* Requirement
Output the number of lines in the entries below with the string "thumbnail" in them, and nothing further.

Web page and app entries
'''

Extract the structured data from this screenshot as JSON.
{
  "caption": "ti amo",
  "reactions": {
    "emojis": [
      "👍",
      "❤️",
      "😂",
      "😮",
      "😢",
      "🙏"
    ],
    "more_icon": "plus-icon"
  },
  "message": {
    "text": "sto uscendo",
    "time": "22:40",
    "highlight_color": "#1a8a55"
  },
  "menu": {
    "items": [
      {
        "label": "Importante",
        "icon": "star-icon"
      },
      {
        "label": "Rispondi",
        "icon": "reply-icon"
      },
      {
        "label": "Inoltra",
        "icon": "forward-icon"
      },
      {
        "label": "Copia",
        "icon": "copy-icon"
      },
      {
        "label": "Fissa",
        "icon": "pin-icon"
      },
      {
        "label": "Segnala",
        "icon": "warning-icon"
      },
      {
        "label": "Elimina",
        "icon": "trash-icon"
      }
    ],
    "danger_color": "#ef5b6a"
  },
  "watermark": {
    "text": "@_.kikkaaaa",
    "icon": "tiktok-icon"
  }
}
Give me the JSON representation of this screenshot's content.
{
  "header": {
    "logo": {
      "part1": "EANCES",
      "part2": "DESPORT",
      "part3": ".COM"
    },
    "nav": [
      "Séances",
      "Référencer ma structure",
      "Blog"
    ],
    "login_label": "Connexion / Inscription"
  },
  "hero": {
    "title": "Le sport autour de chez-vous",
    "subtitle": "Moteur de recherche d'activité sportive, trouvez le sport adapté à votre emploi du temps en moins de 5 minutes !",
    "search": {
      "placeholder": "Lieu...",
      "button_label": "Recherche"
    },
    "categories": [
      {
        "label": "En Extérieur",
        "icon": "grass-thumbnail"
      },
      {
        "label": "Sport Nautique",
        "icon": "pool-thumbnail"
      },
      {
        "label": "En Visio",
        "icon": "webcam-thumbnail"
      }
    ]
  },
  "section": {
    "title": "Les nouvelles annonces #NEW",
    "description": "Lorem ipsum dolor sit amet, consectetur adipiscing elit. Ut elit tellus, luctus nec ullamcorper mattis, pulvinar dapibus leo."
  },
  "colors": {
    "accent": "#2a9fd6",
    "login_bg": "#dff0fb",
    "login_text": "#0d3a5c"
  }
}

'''

* Written solution
3